ADI notes the trend for domestic (and larger) scale renewable energy installations – primarily solar – to feed not only into the grid, but into batteries in a car, or in the home. Its latest introduction aims to manage all of these power-flow options. The regulatory and safety requirements on such as system have previously required multiple chips, ADI says; it has configured a part that has achieved certification by TUV, with a single-die design. The IC has two cores, implements extensive redundancy, and also has multiple specific-function-accelerators, so that the processor cores can maintain a supervisory and safety-monitoring role. The chip can direct disconnection of power flows if any parameters or safety limitations are out of range.
A specific measurement capability is detection of arcing, and identification of arcing events in the presence of background noise. The spectrum of noise in a system is captured, processed by on-board FFT, and a “known-good” profile fo the noise background of the installation is stored.
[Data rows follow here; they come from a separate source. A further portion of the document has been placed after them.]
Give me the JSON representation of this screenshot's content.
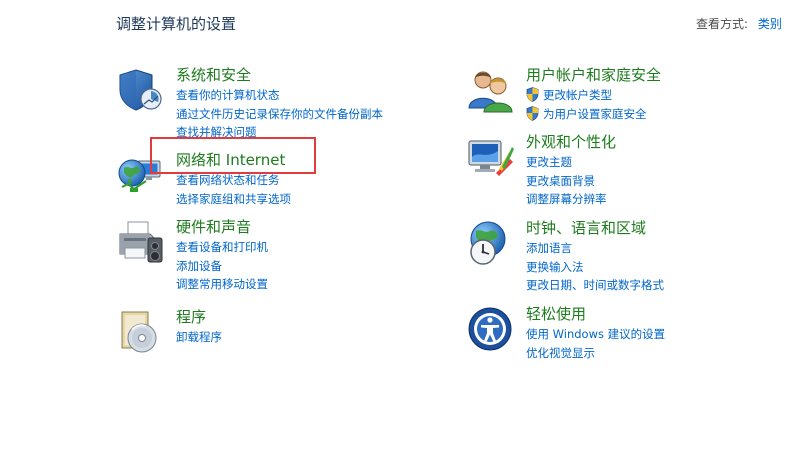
{
  "header": {
    "title": "调整计算机的设置",
    "view_by_label": "查看方式:",
    "view_by_value": "类别"
  },
  "categories": [
    {
      "title": "系统和安全",
      "icon": "shield-security-icon",
      "links": [
        "查看你的计算机状态",
        "通过文件历史记录保存你的文件备份副本",
        "查找并解决问题"
      ]
    },
    {
      "title": "网络和 Internet",
      "icon": "network-globe-icon",
      "links": [
        "查看网络状态和任务",
        "选择家庭组和共享选项"
      ]
    },
    {
      "title": "硬件和声音",
      "icon": "printer-hardware-icon",
      "links": [
        "查看设备和打印机",
        "添加设备",
        "调整常用移动设置"
      ]
    },
    {
      "title": "程序",
      "icon": "programs-disc-icon",
      "links": [
        "卸载程序"
      ]
    },
    {
      "title": "用户帐户和家庭安全",
      "icon": "users-icon",
      "links": [
        "更改帐户类型",
        "为用户设置家庭安全"
      ]
    },
    {
      "title": "外观和个性化",
      "icon": "appearance-monitor-icon",
      "links": [
        "更改主题",
        "更改桌面背景",
        "调整屏幕分辨率"
      ]
    },
    {
      "title": "时钟、语言和区域",
      "icon": "clock-globe-icon",
      "links": [
        "添加语言",
        "更换输入法",
        "更改日期、时间或数字格式"
      ]
    },
    {
      "title": "轻松使用",
      "icon": "ease-of-access-icon",
      "links": [
        "使用 Windows 建议的设置",
        "优化视觉显示"
      ]
    }
  ],
  "colors": {
    "title_green": "#1e7c1e",
    "link_blue": "#0066cc",
    "highlight_red": "#e03c3c"
  }
}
Then, any anomalies such as arcing can be identified, and acted on. All of the signal processing is done in hardware to relieve the processor cores workload.
By integrating ADI’s established iCoupler digital isolation technology with the mixed-signal processor design (ADSP-CM41x), the platform simplifies system design for power inverter manufacturers while also improving system safety and reliability, and helping drive down the cost of renewable energy.
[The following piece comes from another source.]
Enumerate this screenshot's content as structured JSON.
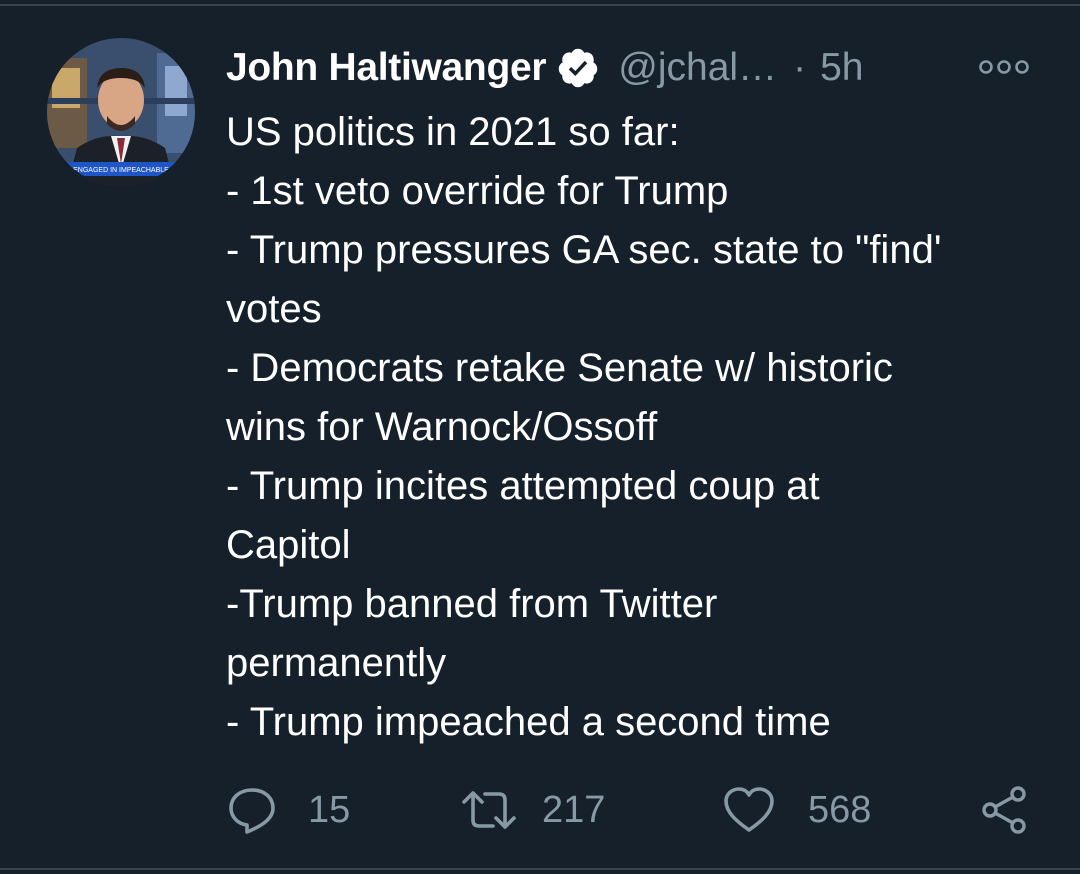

Power systems (ADI notes) must be carefully designed to protect the end user from electric shock and the system from physical destruction by isolating current measurement from the power-handling circuitry and transient signals. Traditionally this protection has come at a price as the use of multiple redundant isolated components drives up both cost and system complexity. The ADSP-CM41x processor series features a design that integrates dual-core safety redundancy into a single chip. The ADSP-CM41x is an integral part of the power conversion platform, and is now the first